REQUIRED WORK: Repeat the listing exactly, line by line, and leave the pictures behind.

RECORD SET:
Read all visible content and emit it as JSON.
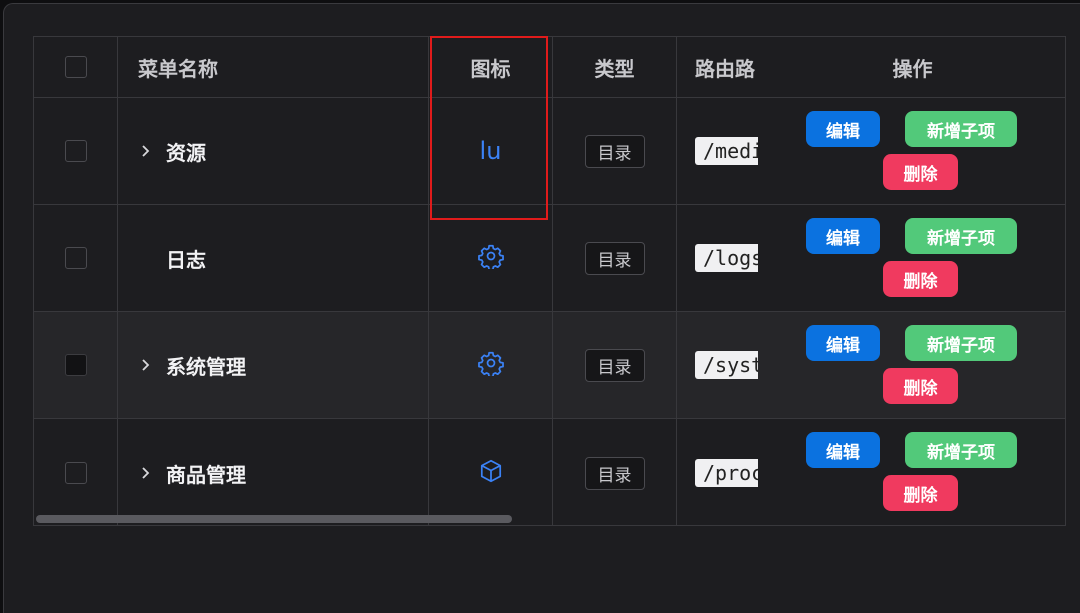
{
  "table": {
    "headers": {
      "name": "菜单名称",
      "icon": "图标",
      "type": "类型",
      "path": "路由路",
      "ops": "操作"
    },
    "rows": [
      {
        "name": "资源",
        "expandable": true,
        "icon_text": "lu",
        "icon": "text",
        "type": "目录",
        "path": "/medi"
      },
      {
        "name": "日志",
        "expandable": false,
        "icon": "gear-icon",
        "type": "目录",
        "path": "/logs"
      },
      {
        "name": "系统管理",
        "expandable": true,
        "icon": "gear-icon",
        "type": "目录",
        "path": "/syst"
      },
      {
        "name": "商品管理",
        "expandable": true,
        "icon": "cube-icon",
        "type": "目录",
        "path": "/proc"
      }
    ],
    "actions": {
      "edit": "编辑",
      "add_child": "新增子项",
      "delete": "删除"
    }
  },
  "colors": {
    "edit": "#0b72e0",
    "add_child": "#52c97a",
    "delete": "#f03a5f",
    "icon": "#3b82f6",
    "highlight": "#e01b1b"
  }
}
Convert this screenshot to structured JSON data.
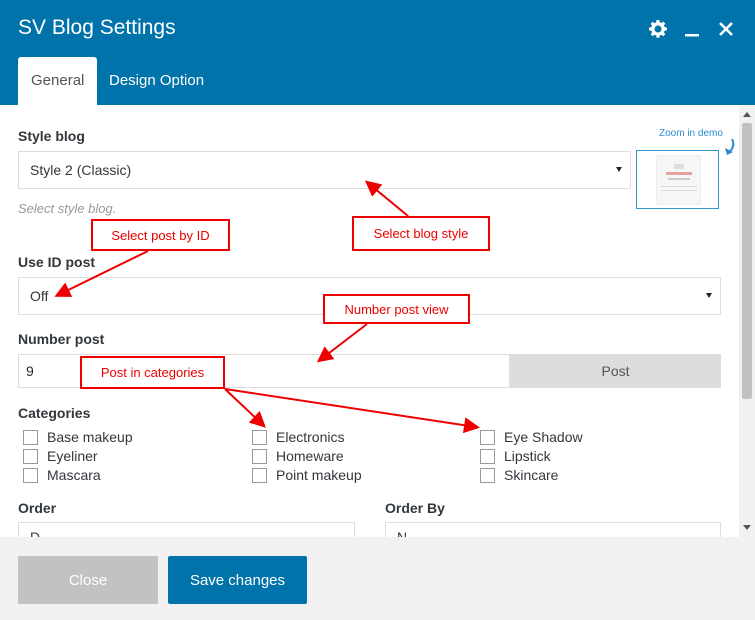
{
  "header": {
    "title": "SV Blog Settings",
    "tabs": [
      {
        "label": "General",
        "active": true
      },
      {
        "label": "Design Option",
        "active": false
      }
    ],
    "icons": [
      "gear-icon",
      "minimize-icon",
      "close-icon"
    ]
  },
  "style_blog": {
    "label": "Style blog",
    "value": "Style 2 (Classic)",
    "hint": "Select style blog.",
    "zoom_label": "Zoom in demo"
  },
  "use_id_post": {
    "label": "Use ID post",
    "value": "Off"
  },
  "number_post": {
    "label": "Number post",
    "value": "9",
    "addon": "Post"
  },
  "categories": {
    "label": "Categories",
    "columns": [
      [
        "Base makeup",
        "Eyeliner",
        "Mascara"
      ],
      [
        "Electronics",
        "Homeware",
        "Point makeup"
      ],
      [
        "Eye Shadow",
        "Lipstick",
        "Skincare"
      ]
    ]
  },
  "order": {
    "label": "Order",
    "value": "D"
  },
  "order_by": {
    "label": "Order By",
    "value": "N"
  },
  "annotations": {
    "select_post_by_id": "Select post by ID",
    "select_blog_style": "Select blog style",
    "number_post_view": "Number post view",
    "post_in_categories": "Post in categories"
  },
  "footer": {
    "close_label": "Close",
    "save_label": "Save changes"
  },
  "colors": {
    "brand": "#0073aa",
    "annotation": "#e00000"
  }
}
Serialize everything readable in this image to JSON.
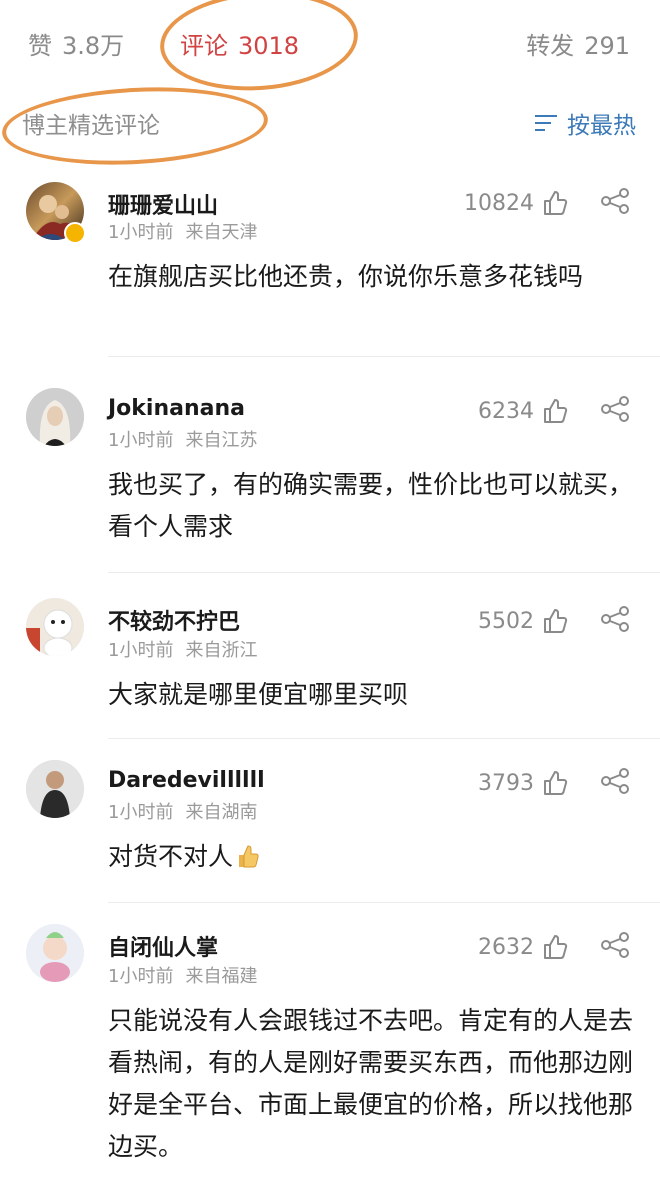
{
  "tabs": {
    "like_label": "赞",
    "like_count": "3.8万",
    "comment_label": "评论",
    "comment_count": "3018",
    "repost_label": "转发",
    "repost_count": "291"
  },
  "filter": {
    "label": "博主精选评论",
    "sort_label": "按最热"
  },
  "colors": {
    "accent": "#d14343",
    "link": "#3d7ab8",
    "annotation": "#e8964a"
  },
  "comments": [
    {
      "user": "珊珊爱山山",
      "time": "1小时前",
      "location": "来自天津",
      "likes": "10824",
      "text": "在旗舰店买比他还贵，你说你乐意多花钱吗",
      "verified": true
    },
    {
      "user": "Jokinanana",
      "time": "1小时前",
      "location": "来自江苏",
      "likes": "6234",
      "text": "我也买了，有的确实需要，性价比也可以就买，看个人需求"
    },
    {
      "user": "不较劲不拧巴",
      "time": "1小时前",
      "location": "来自浙江",
      "likes": "5502",
      "text": "大家就是哪里便宜哪里买呗"
    },
    {
      "user": "Daredevillllll",
      "time": "1小时前",
      "location": "来自湖南",
      "likes": "3793",
      "text": "对货不对人"
    },
    {
      "user": "自闭仙人掌",
      "time": "1小时前",
      "location": "来自福建",
      "likes": "2632",
      "text": "只能说没有人会跟钱过不去吧。肯定有的人是去看热闹，有的人是刚好需要买东西，而他那边刚好是全平台、市面上最便宜的价格，所以找他那边买。"
    }
  ]
}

RESULT BELOW:
Read all visible content and emit it as JSON.
{
  "table": {
    "headers": {
      "name": "菜单名称",
      "icon": "图标",
      "type": "类型",
      "path": "路由路",
      "ops": "操作"
    },
    "rows": [
      {
        "name": "资源",
        "expandable": true,
        "icon_text": "lu",
        "icon": "text",
        "type": "目录",
        "path": "/medi"
      },
      {
        "name": "日志",
        "expandable": false,
        "icon": "gear-icon",
        "type": "目录",
        "path": "/logs"
      },
      {
        "name": "系统管理",
        "expandable": true,
        "icon": "gear-icon",
        "type": "目录",
        "path": "/syst"
      },
      {
        "name": "商品管理",
        "expandable": true,
        "icon": "cube-icon",
        "type": "目录",
        "path": "/proc"
      }
    ],
    "actions": {
      "edit": "编辑",
      "add_child": "新增子项",
      "delete": "删除"
    }
  },
  "colors": {
    "edit": "#0b72e0",
    "add_child": "#52c97a",
    "delete": "#f03a5f",
    "icon": "#3b82f6",
    "highlight": "#e01b1b"
  }
}
Convert this screenshot to structured JSON data.
{
  "header": {
    "title": "SV Blog Settings",
    "tabs": [
      {
        "label": "General",
        "active": true
      },
      {
        "label": "Design Option",
        "active": false
      }
    ],
    "icons": [
      "gear-icon",
      "minimize-icon",
      "close-icon"
    ]
  },
  "style_blog": {
    "label": "Style blog",
    "value": "Style 2 (Classic)",
    "hint": "Select style blog.",
    "zoom_label": "Zoom in demo"
  },
  "use_id_post": {
    "label": "Use ID post",
    "value": "Off"
  },
  "number_post": {
    "label": "Number post",
    "value": "9",
    "addon": "Post"
  },
  "categories": {
    "label": "Categories",
    "columns": [
      [
        "Base makeup",
        "Eyeliner",
        "Mascara"
      ],
      [
        "Electronics",
        "Homeware",
        "Point makeup"
      ],
      [
        "Eye Shadow",
        "Lipstick",
        "Skincare"
      ]
    ]
  },
  "order": {
    "label": "Order",
    "value": "D"
  },
  "order_by": {
    "label": "Order By",
    "value": "N"
  },
  "annotations": {
    "select_post_by_id": "Select post by ID",
    "select_blog_style": "Select blog style",
    "number_post_view": "Number post view",
    "post_in_categories": "Post in categories"
  },
  "footer": {
    "close_label": "Close",
    "save_label": "Save changes"
  },
  "colors": {
    "brand": "#0073aa",
    "annotation": "#e00000"
  }
}
Serialize everything readable in this image to JSON.
{
  "tabs": {
    "like_label": "赞",
    "like_count": "3.8万",
    "comment_label": "评论",
    "comment_count": "3018",
    "repost_label": "转发",
    "repost_count": "291"
  },
  "filter": {
    "label": "博主精选评论",
    "sort_label": "按最热"
  },
  "colors": {
    "accent": "#d14343",
    "link": "#3d7ab8",
    "annotation": "#e8964a"
  },
  "comments": [
    {
      "user": "珊珊爱山山",
      "time": "1小时前",
      "location": "来自天津",
      "likes": "10824",
      "text": "在旗舰店买比他还贵，你说你乐意多花钱吗",
      "verified": true
    },
    {
      "user": "Jokinanana",
      "time": "1小时前",
      "location": "来自江苏",
      "likes": "6234",
      "text": "我也买了，有的确实需要，性价比也可以就买，看个人需求"
    },
    {
      "user": "不较劲不拧巴",
      "time": "1小时前",
      "location": "来自浙江",
      "likes": "5502",
      "text": "大家就是哪里便宜哪里买呗"
    },
    {
      "user": "Daredevillllll",
      "time": "1小时前",
      "location": "来自湖南",
      "likes": "3793",
      "text": "对货不对人"
    },
    {
      "user": "自闭仙人掌",
      "time": "1小时前",
      "location": "来自福建",
      "likes": "2632",
      "text": "只能说没有人会跟钱过不去吧。肯定有的人是去看热闹，有的人是刚好需要买东西，而他那边刚好是全平台、市面上最便宜的价格，所以找他那边买。"
    }
  ]
}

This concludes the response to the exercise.